## YOUR GOAL
Retype all of the data that follows, line for line.

[Data items]
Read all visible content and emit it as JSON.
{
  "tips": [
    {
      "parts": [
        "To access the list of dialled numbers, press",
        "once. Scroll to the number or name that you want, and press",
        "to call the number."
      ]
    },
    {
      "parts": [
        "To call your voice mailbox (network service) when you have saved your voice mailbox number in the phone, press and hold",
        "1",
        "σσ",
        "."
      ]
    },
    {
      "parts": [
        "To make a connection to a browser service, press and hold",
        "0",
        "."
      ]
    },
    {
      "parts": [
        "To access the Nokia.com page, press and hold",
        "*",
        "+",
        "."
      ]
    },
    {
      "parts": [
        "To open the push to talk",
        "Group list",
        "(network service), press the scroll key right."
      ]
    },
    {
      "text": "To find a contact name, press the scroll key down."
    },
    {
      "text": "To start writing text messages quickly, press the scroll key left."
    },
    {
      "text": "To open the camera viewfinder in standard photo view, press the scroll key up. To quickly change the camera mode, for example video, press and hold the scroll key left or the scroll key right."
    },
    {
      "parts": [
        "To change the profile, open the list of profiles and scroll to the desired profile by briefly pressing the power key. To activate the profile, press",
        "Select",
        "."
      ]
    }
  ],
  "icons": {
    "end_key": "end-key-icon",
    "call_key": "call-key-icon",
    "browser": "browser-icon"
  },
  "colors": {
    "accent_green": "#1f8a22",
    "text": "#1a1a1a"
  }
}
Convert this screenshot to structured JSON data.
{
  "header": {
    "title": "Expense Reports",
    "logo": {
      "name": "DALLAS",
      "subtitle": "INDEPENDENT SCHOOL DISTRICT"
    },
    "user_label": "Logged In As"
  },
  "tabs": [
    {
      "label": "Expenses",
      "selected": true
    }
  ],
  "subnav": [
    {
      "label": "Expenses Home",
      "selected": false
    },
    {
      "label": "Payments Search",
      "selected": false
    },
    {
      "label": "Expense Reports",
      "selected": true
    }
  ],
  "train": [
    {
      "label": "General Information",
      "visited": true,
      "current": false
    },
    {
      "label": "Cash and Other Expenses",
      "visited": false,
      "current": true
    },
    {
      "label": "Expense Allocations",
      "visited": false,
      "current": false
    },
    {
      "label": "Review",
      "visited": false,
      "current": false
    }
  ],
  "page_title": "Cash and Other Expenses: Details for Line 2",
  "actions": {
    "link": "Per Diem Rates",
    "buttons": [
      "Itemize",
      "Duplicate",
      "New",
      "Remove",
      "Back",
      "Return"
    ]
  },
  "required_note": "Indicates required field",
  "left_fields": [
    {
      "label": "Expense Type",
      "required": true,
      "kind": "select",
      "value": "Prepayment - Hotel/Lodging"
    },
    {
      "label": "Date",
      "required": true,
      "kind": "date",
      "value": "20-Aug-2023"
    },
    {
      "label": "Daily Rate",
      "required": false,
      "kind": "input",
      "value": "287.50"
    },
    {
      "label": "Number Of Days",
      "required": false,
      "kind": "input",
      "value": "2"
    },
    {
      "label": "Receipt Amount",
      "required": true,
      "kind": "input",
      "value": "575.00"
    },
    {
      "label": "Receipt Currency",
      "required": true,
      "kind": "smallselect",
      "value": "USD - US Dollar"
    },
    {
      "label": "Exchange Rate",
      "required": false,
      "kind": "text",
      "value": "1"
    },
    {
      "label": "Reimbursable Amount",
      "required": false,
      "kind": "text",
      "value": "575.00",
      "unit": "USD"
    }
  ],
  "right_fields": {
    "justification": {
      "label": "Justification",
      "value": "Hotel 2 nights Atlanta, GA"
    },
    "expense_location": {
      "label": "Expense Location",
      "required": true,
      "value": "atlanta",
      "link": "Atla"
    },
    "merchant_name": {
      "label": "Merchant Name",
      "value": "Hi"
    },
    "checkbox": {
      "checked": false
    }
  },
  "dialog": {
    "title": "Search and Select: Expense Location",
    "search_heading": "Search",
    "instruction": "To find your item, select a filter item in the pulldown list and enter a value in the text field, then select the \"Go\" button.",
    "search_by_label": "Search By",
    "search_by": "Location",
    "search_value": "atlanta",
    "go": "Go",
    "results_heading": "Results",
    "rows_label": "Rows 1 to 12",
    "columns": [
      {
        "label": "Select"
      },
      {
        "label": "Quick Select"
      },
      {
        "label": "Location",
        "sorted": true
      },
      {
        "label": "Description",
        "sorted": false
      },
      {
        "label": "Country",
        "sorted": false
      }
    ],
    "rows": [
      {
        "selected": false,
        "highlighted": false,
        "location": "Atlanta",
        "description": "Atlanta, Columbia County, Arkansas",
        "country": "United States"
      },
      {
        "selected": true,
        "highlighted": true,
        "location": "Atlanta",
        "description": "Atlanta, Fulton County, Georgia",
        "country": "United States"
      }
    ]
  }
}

## RESULT
Read all visible content and emit it as JSON.
{
  "tips": [
    {
      "parts": [
        "To access the list of dialled numbers, press",
        "once. Scroll to the number or name that you want, and press",
        "to call the number."
      ]
    },
    {
      "parts": [
        "To call your voice mailbox (network service) when you have saved your voice mailbox number in the phone, press and hold",
        "1",
        "σσ",
        "."
      ]
    },
    {
      "parts": [
        "To make a connection to a browser service, press and hold",
        "0",
        "."
      ]
    },
    {
      "parts": [
        "To access the Nokia.com page, press and hold",
        "*",
        "+",
        "."
      ]
    },
    {
      "parts": [
        "To open the push to talk",
        "Group list",
        "(network service), press the scroll key right."
      ]
    },
    {
      "text": "To find a contact name, press the scroll key down."
    },
    {
      "text": "To start writing text messages quickly, press the scroll key left."
    },
    {
      "text": "To open the camera viewfinder in standard photo view, press the scroll key up. To quickly change the camera mode, for example video, press and hold the scroll key left or the scroll key right."
    },
    {
      "parts": [
        "To change the profile, open the list of profiles and scroll to the desired profile by briefly pressing the power key. To activate the profile, press",
        "Select",
        "."
      ]
    }
  ],
  "icons": {
    "end_key": "end-key-icon",
    "call_key": "call-key-icon",
    "browser": "browser-icon"
  },
  "colors": {
    "accent_green": "#1f8a22",
    "text": "#1a1a1a"
  }
}
Convert this screenshot to structured JSON data.
{
  "header": {
    "title": "Expense Reports",
    "logo": {
      "name": "DALLAS",
      "subtitle": "INDEPENDENT SCHOOL DISTRICT"
    },
    "user_label": "Logged In As"
  },
  "tabs": [
    {
      "label": "Expenses",
      "selected": true
    }
  ],
  "subnav": [
    {
      "label": "Expenses Home",
      "selected": false
    },
    {
      "label": "Payments Search",
      "selected": false
    },
    {
      "label": "Expense Reports",
      "selected": true
    }
  ],
  "train": [
    {
      "label": "General Information",
      "visited": true,
      "current": false
    },
    {
      "label": "Cash and Other Expenses",
      "visited": false,
      "current": true
    },
    {
      "label": "Expense Allocations",
      "visited": false,
      "current": false
    },
    {
      "label": "Review",
      "visited": false,
      "current": false
    }
  ],
  "page_title": "Cash and Other Expenses: Details for Line 2",
  "actions": {
    "link": "Per Diem Rates",
    "buttons": [
      "Itemize",
      "Duplicate",
      "New",
      "Remove",
      "Back",
      "Return"
    ]
  },
  "required_note": "Indicates required field",
  "left_fields": [
    {
      "label": "Expense Type",
      "required": true,
      "kind": "select",
      "value": "Prepayment - Hotel/Lodging"
    },
    {
      "label": "Date",
      "required": true,
      "kind": "date",
      "value": "20-Aug-2023"
    },
    {
      "label": "Daily Rate",
      "required": false,
      "kind": "input",
      "value": "287.50"
    },
    {
      "label": "Number Of Days",
      "required": false,
      "kind": "input",
      "value": "2"
    },
    {
      "label": "Receipt Amount",
      "required": true,
      "kind": "input",
      "value": "575.00"
    },
    {
      "label": "Receipt Currency",
      "required": true,
      "kind": "smallselect",
      "value": "USD - US Dollar"
    },
    {
      "label": "Exchange Rate",
      "required": false,
      "kind": "text",
      "value": "1"
    },
    {
      "label": "Reimbursable Amount",
      "required": false,
      "kind": "text",
      "value": "575.00",
      "unit": "USD"
    }
  ],
  "right_fields": {
    "justification": {
      "label": "Justification",
      "value": "Hotel 2 nights Atlanta, GA"
    },
    "expense_location": {
      "label": "Expense Location",
      "required": true,
      "value": "atlanta",
      "link": "Atla"
    },
    "merchant_name": {
      "label": "Merchant Name",
      "value": "Hi"
    },
    "checkbox": {
      "checked": false
    }
  },
  "dialog": {
    "title": "Search and Select: Expense Location",
    "search_heading": "Search",
    "instruction": "To find your item, select a filter item in the pulldown list and enter a value in the text field, then select the \"Go\" button.",
    "search_by_label": "Search By",
    "search_by": "Location",
    "search_value": "atlanta",
    "go": "Go",
    "results_heading": "Results",
    "rows_label": "Rows 1 to 12",
    "columns": [
      {
        "label": "Select"
      },
      {
        "label": "Quick Select"
      },
      {
        "label": "Location",
        "sorted": true
      },
      {
        "label": "Description",
        "sorted": false
      },
      {
        "label": "Country",
        "sorted": false
      }
    ],
    "rows": [
      {
        "selected": false,
        "highlighted": false,
        "location": "Atlanta",
        "description": "Atlanta, Columbia County, Arkansas",
        "country": "United States"
      },
      {
        "selected": true,
        "highlighted": true,
        "location": "Atlanta",
        "description": "Atlanta, Fulton County, Georgia",
        "country": "United States"
      }
    ]
  }
}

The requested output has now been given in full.